TR: When you look at the different work going on in nanotechnology, what gets you most excited?
SMALLEY: I have to admit I’m just obsessed about carbon nanotubes. It’s hard for me to go more than 10 minutes without talking about them. I think they are the coolest thing out there, and I think they’ll have the greatest likely impact. But if I break myself away from that for a moment, I believe research at what I call the wet/dry interface is intellectually most intriguing to me. It may be that in 20 years from now that is where we’ll look back and say we have made huge advances. What I call the wet side of nanotechnology is the machinery of cellular life. As we learn to interface this natural machinery with inorganic, electromechanical structures and systems engineered on the nanometer scale (the dry side of nanotechnology), vast new frontiers will be opened both in fundamental science and in practical technology.Having said that, I can come back and say that nanotubes will be tremendously important to the wet/dry interface because they bring something new to the game. Organic molecules [carbon-containing molecules that are the basis of living things] are magnificently versatile, but there are some things they can’t do well. In fact there are some things that biological systems have not yet been able to figure out, even after four-plus billion years. One thing is conducting electricity the way that metals do. Others are thermal conduction, and strength and toughness. Bones are very impressive, and so are teeth. But they aren’t steel-let alone what nanotubes can do with strength and conductivity. So, being able to take a carbon nanotube and get it into the molecular biology realm-whether it’s actually dissolved and is one of the players, or as a probe, or as part of an implant, as part of a new membrane-it’s really bringing something brand new to the table in biology. Almost an alien thing.
TR: An alien thing because…
SMALLEY: Because it conducts electricity. It brings those properties you cannot get from other organic molecules. And it’s still carbon, so it has organic chemistry. Here is an object that has, to a superlative degree, the aspects that we hold most central to the inorganic world: hardness, toughness, terrific strength, thermal and electrical conductivity. Things you just can’t do with bone and wood. But it’s made out of carbon. It’s something that plays the game at the same level of perfection as molecules and life.

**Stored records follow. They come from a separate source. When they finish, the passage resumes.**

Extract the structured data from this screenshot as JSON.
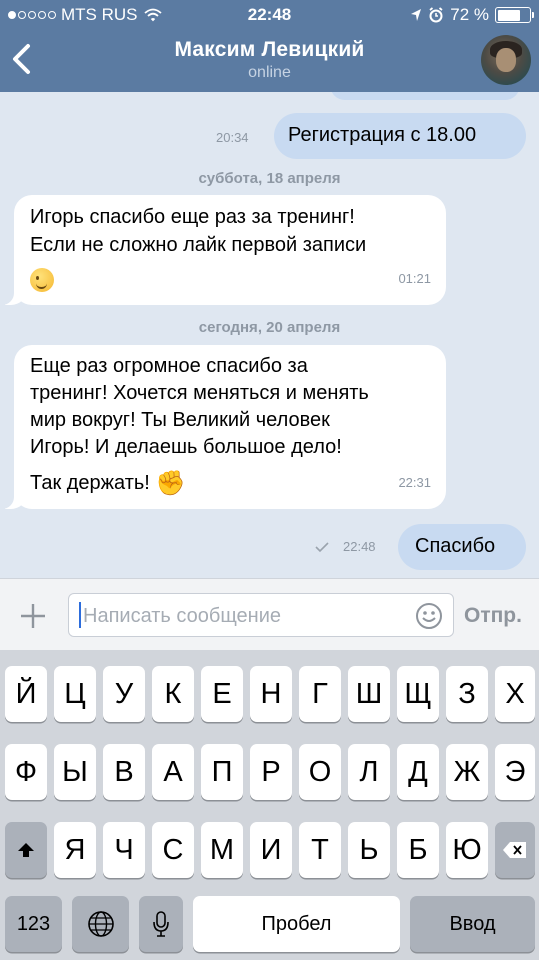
{
  "status_bar": {
    "carrier": "MTS RUS",
    "time": "22:48",
    "battery": "72 %",
    "battery_level": 0.72
  },
  "header": {
    "title": "Максим Левицкий",
    "subtitle": "online"
  },
  "messages": [
    {
      "direction": "out",
      "text": "Регистрация с 18.00",
      "time": "20:34"
    },
    {
      "type": "date",
      "text": "суббота, 18 апреля"
    },
    {
      "direction": "in",
      "text": "Игорь спасибо еще раз за тренинг!\nЕсли не сложно лайк первой записи",
      "emoji": "wink-emoji",
      "time": "01:21"
    },
    {
      "type": "date",
      "text": "сегодня, 20 апреля"
    },
    {
      "direction": "in",
      "text": "Еще раз огромное спасибо за\nтренинг! Хочется меняться и менять\nмир вокруг! Ты Великий человек\nИгорь! И делаешь большое дело!",
      "text2": "Так держать!",
      "emoji": "thumbs-up-emoji",
      "time": "22:31"
    },
    {
      "direction": "out",
      "text": "Спасибо",
      "time": "22:48",
      "status": "sent-check"
    }
  ],
  "compose": {
    "placeholder": "Написать сообщение",
    "send_label": "Отпр."
  },
  "keyboard": {
    "row1": [
      "Й",
      "Ц",
      "У",
      "К",
      "Е",
      "Н",
      "Г",
      "Ш",
      "Щ",
      "З",
      "Х"
    ],
    "row2": [
      "Ф",
      "Ы",
      "В",
      "А",
      "П",
      "Р",
      "О",
      "Л",
      "Д",
      "Ж",
      "Э"
    ],
    "row3": [
      "Я",
      "Ч",
      "С",
      "М",
      "И",
      "Т",
      "Ь",
      "Б",
      "Ю"
    ],
    "numbers_label": "123",
    "space_label": "Пробел",
    "return_label": "Ввод"
  },
  "colors": {
    "header": "#5b7ba2",
    "chat_bg": "#dfe7f1",
    "outgoing_bubble": "#c8daf1",
    "incoming_bubble": "#ffffff",
    "keyboard_bg": "#d1d5db"
  }
}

There is electricity in biological systems, but it’s due to ions moving across membranes. Nerves work by electrical conduction; electric eels certainly have electricity. But that kind of electricity is different than the kind that runs in wires and houses, runs around computers, makes radios work. It’s not the kind of electricity that has to do with electrons moving in coherent fashion over long distances with little loss. That’s the property of metals, of inorganic compounds.

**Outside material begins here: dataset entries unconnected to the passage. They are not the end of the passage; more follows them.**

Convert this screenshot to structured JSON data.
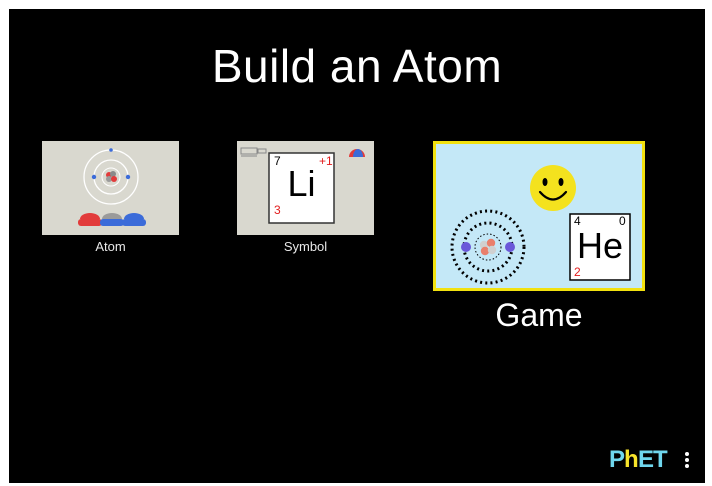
{
  "title": "Build an Atom",
  "screens": [
    {
      "label": "Atom",
      "selected": false
    },
    {
      "label": "Symbol",
      "selected": false,
      "element": {
        "symbol": "Li",
        "mass": "7",
        "charge": "+1",
        "number": "3"
      }
    },
    {
      "label": "Game",
      "selected": true,
      "element": {
        "symbol": "He",
        "mass": "4",
        "charge": "0",
        "number": "2"
      }
    }
  ],
  "logo": {
    "text": "PhET"
  },
  "colors": {
    "background": "#000000",
    "highlight": "#f2e10f",
    "game_bg": "#c4e8f7",
    "thumb_bg": "#d9d8cf",
    "smiley": "#f4e21e",
    "red": "#e21d1d"
  }
}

TR: And now nanotubes could bring this kind of electricity to biological systems?
SMALLEY: Yes. They bring to molecular biology, to the things that go bump in the night inside a cell, a new toy to play with-something that conducts electricity.
TR: What will the new toys be?
SMALLEY: Stay tuned for the next millennium and we’ll see. I could give some examples, but they’d seem rather pedestrian and ad hoc. Up until you add something like this to the mix, there is no way that the incredible machinery of living cells can construct something that can conduct electricity with the efficiency of metals. Here we have an [organic] molecule that can do that. I don’t believe anyone is bright enough to predict the vast implications of that. But Lord knows how many years it will be before nanotubes are part of living cells. Before that, we can use nanotubes as probes into cells, as probes to detect the structure of molecules, to sequence DNA. These are wonderful new wires to do that.